§ **Required action**
A bare number is the expected answer: the count of lines in the data holding "Precios".
*** Opening Records to use ***
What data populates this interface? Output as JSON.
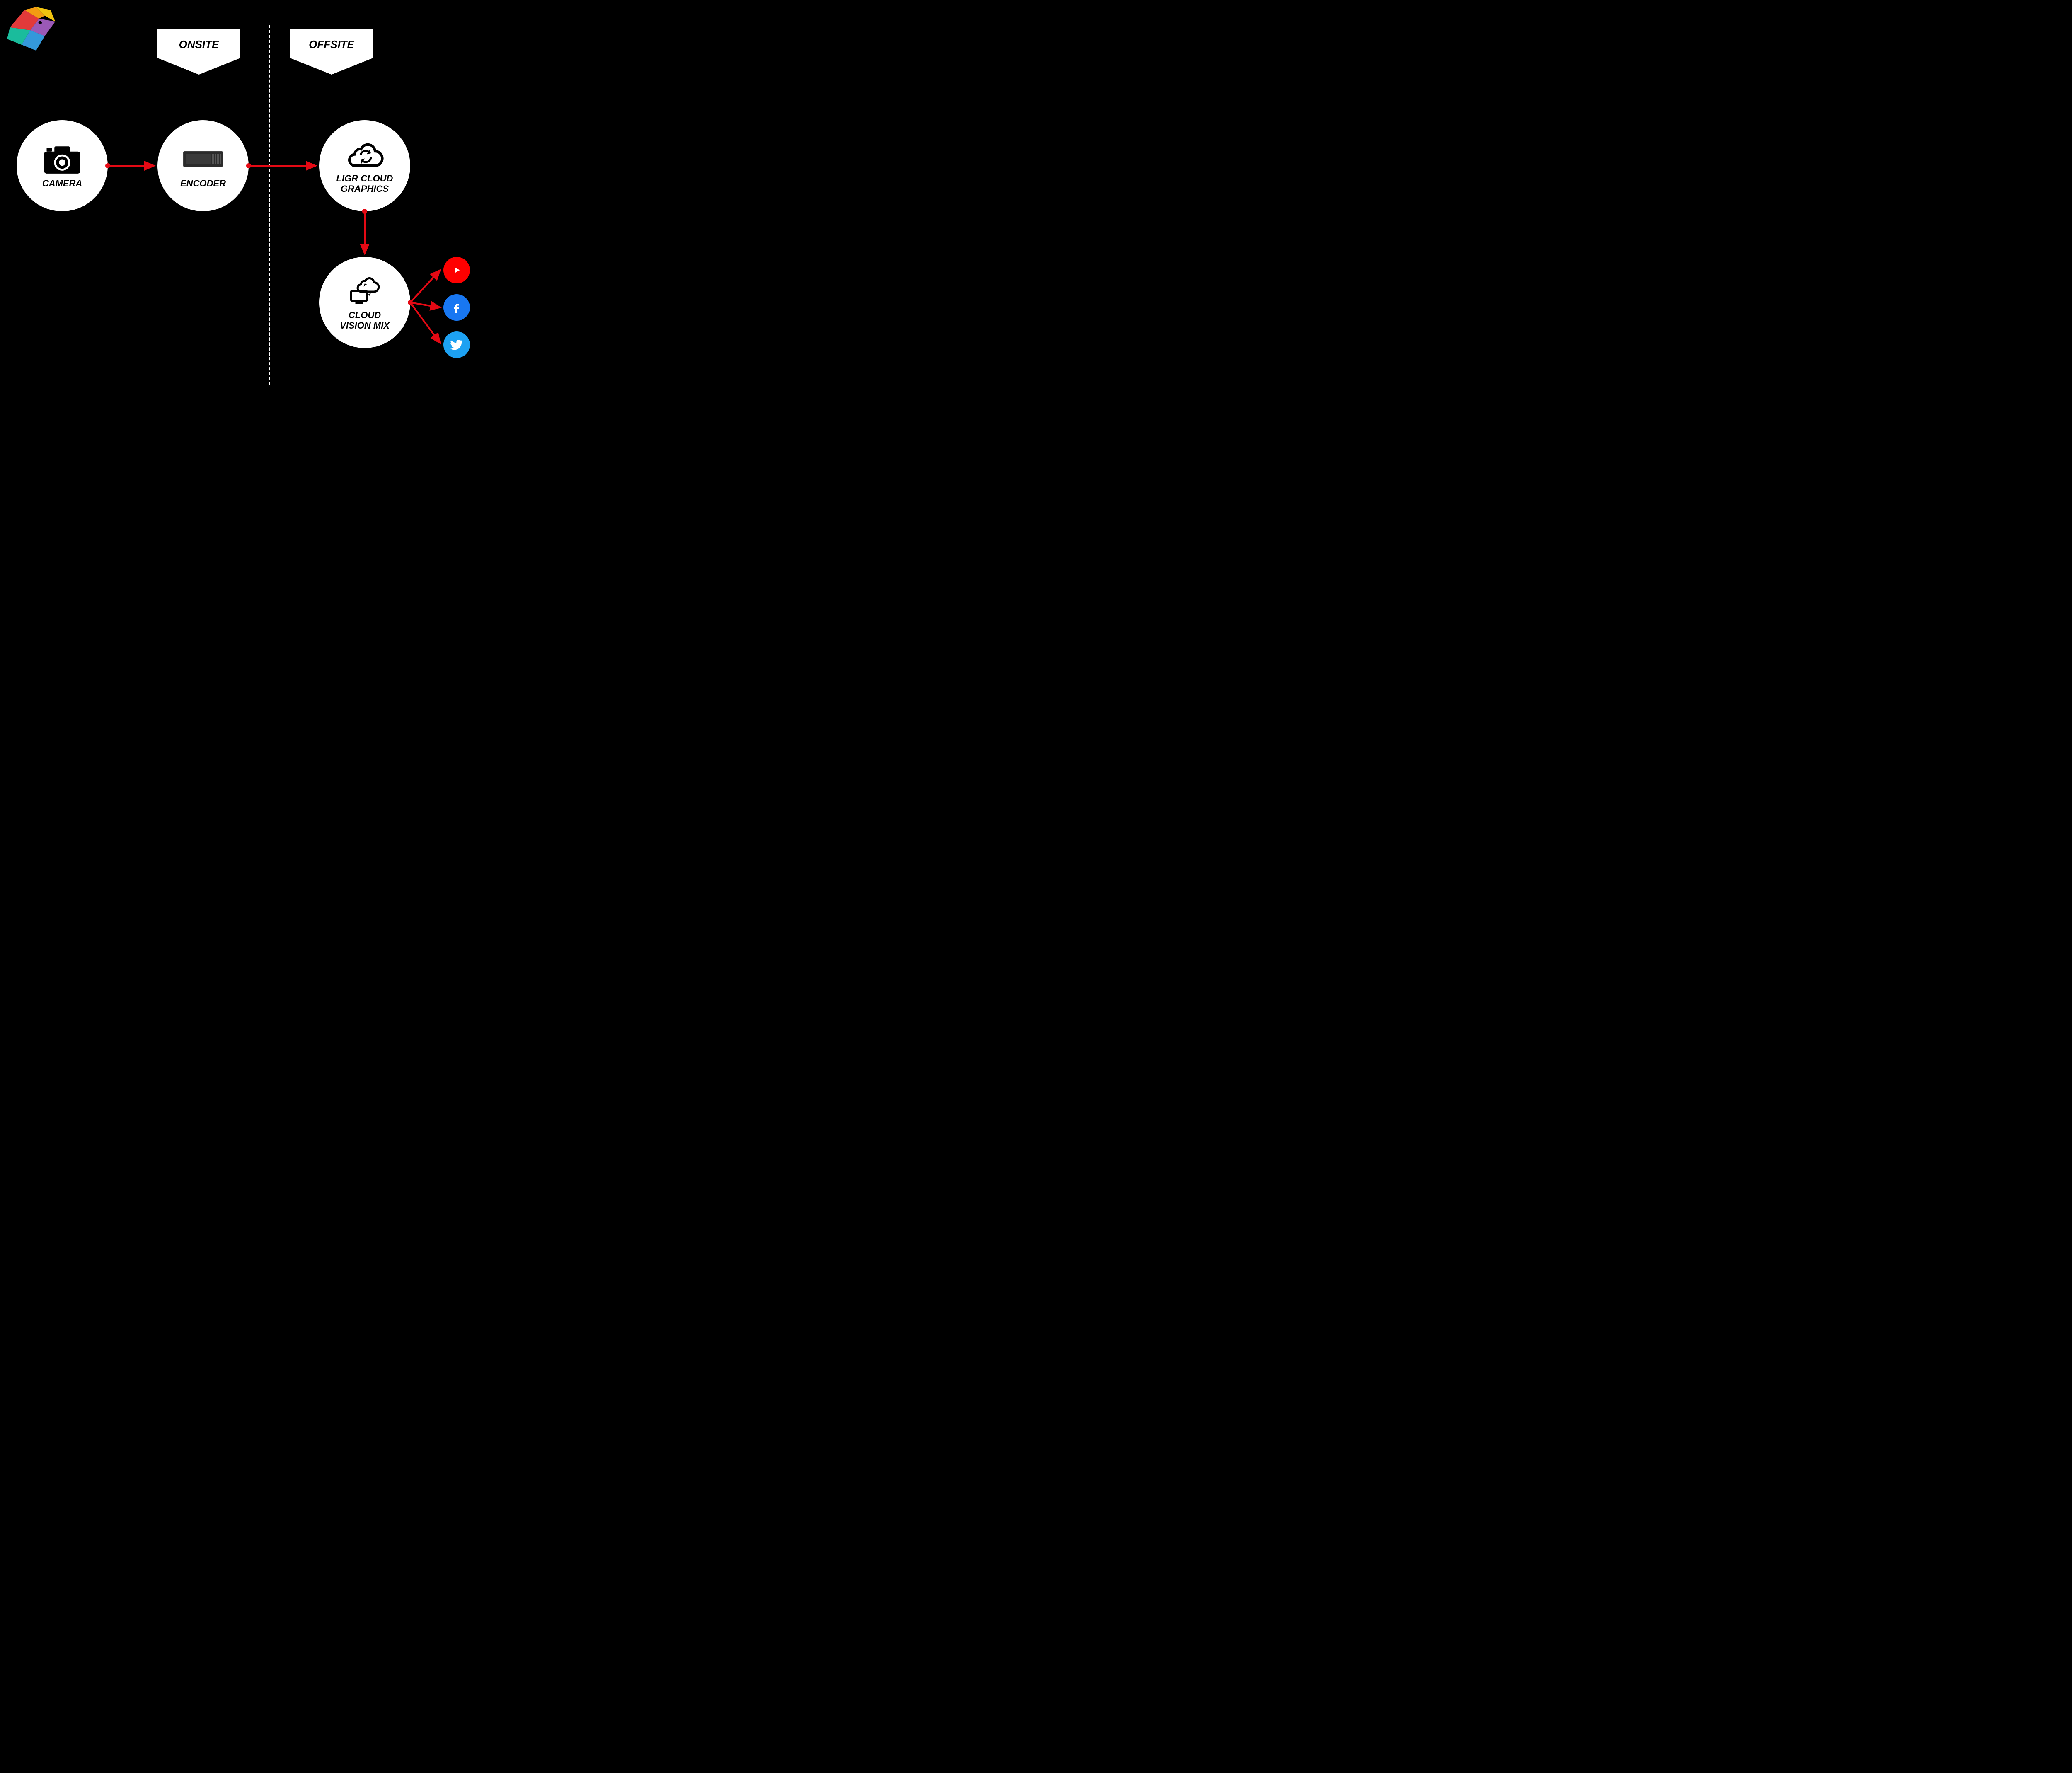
{
  "sections": {
    "onsite": "ONSITE",
    "offsite": "OFFSITE"
  },
  "nodes": {
    "camera": "CAMERA",
    "encoder": "ENCODER",
    "ligr": "LIGR CLOUD\nGRAPHICS",
    "cloudvm": "CLOUD\nVISION MIX"
  },
  "colors": {
    "arrow": "#E50914",
    "youtube": "#FF0000",
    "facebook": "#1877F2",
    "twitter": "#1DA1F2"
  }
}
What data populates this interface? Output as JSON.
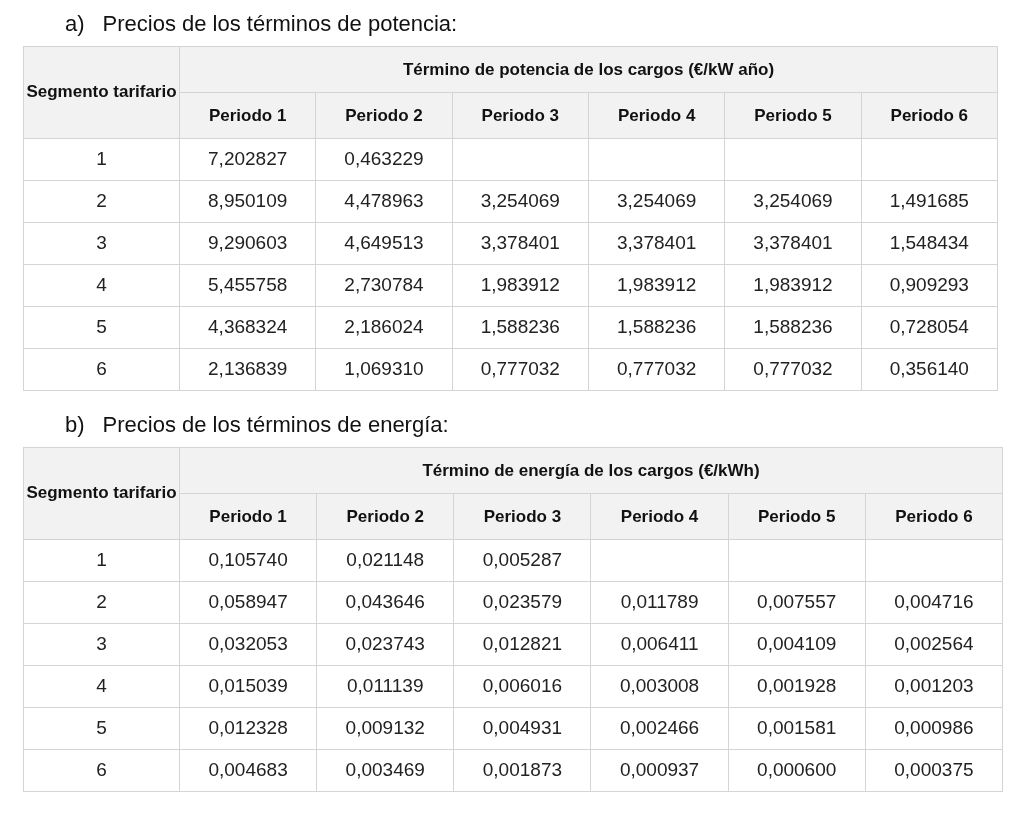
{
  "sections": [
    {
      "marker": "a)",
      "heading": "Precios de los términos de potencia:",
      "table": {
        "row_header": "Segmento tarifario",
        "group_header": "Término de potencia de los cargos (€/kW año)",
        "columns": [
          "Periodo 1",
          "Periodo 2",
          "Periodo 3",
          "Periodo 4",
          "Periodo 5",
          "Periodo 6"
        ],
        "rows": [
          {
            "segment": "1",
            "values": [
              "7,202827",
              "0,463229"
            ]
          },
          {
            "segment": "2",
            "values": [
              "8,950109",
              "4,478963",
              "3,254069",
              "3,254069",
              "3,254069",
              "1,491685"
            ]
          },
          {
            "segment": "3",
            "values": [
              "9,290603",
              "4,649513",
              "3,378401",
              "3,378401",
              "3,378401",
              "1,548434"
            ]
          },
          {
            "segment": "4",
            "values": [
              "5,455758",
              "2,730784",
              "1,983912",
              "1,983912",
              "1,983912",
              "0,909293"
            ]
          },
          {
            "segment": "5",
            "values": [
              "4,368324",
              "2,186024",
              "1,588236",
              "1,588236",
              "1,588236",
              "0,728054"
            ]
          },
          {
            "segment": "6",
            "values": [
              "2,136839",
              "1,069310",
              "0,777032",
              "0,777032",
              "0,777032",
              "0,356140"
            ]
          }
        ]
      }
    },
    {
      "marker": "b)",
      "heading": "Precios de los términos de energía:",
      "table": {
        "row_header": "Segmento tarifario",
        "group_header": "Término de energía de los cargos (€/kWh)",
        "columns": [
          "Periodo 1",
          "Periodo 2",
          "Periodo 3",
          "Periodo 4",
          "Periodo 5",
          "Periodo 6"
        ],
        "rows": [
          {
            "segment": "1",
            "values": [
              "0,105740",
              "0,021148",
              "0,005287"
            ]
          },
          {
            "segment": "2",
            "values": [
              "0,058947",
              "0,043646",
              "0,023579",
              "0,011789",
              "0,007557",
              "0,004716"
            ]
          },
          {
            "segment": "3",
            "values": [
              "0,032053",
              "0,023743",
              "0,012821",
              "0,006411",
              "0,004109",
              "0,002564"
            ]
          },
          {
            "segment": "4",
            "values": [
              "0,015039",
              "0,011139",
              "0,006016",
              "0,003008",
              "0,001928",
              "0,001203"
            ]
          },
          {
            "segment": "5",
            "values": [
              "0,012328",
              "0,009132",
              "0,004931",
              "0,002466",
              "0,001581",
              "0,000986"
            ]
          },
          {
            "segment": "6",
            "values": [
              "0,004683",
              "0,003469",
              "0,001873",
              "0,000937",
              "0,000600",
              "0,000375"
            ]
          }
        ]
      }
    }
  ]
}
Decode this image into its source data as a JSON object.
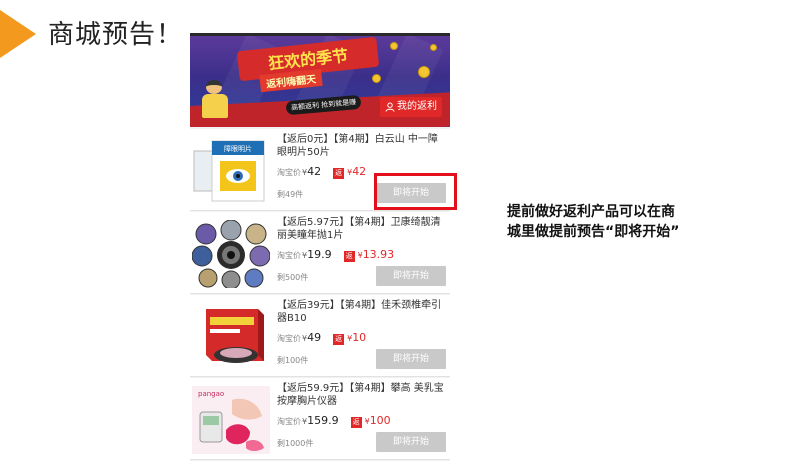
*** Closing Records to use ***
§ **Written response**
2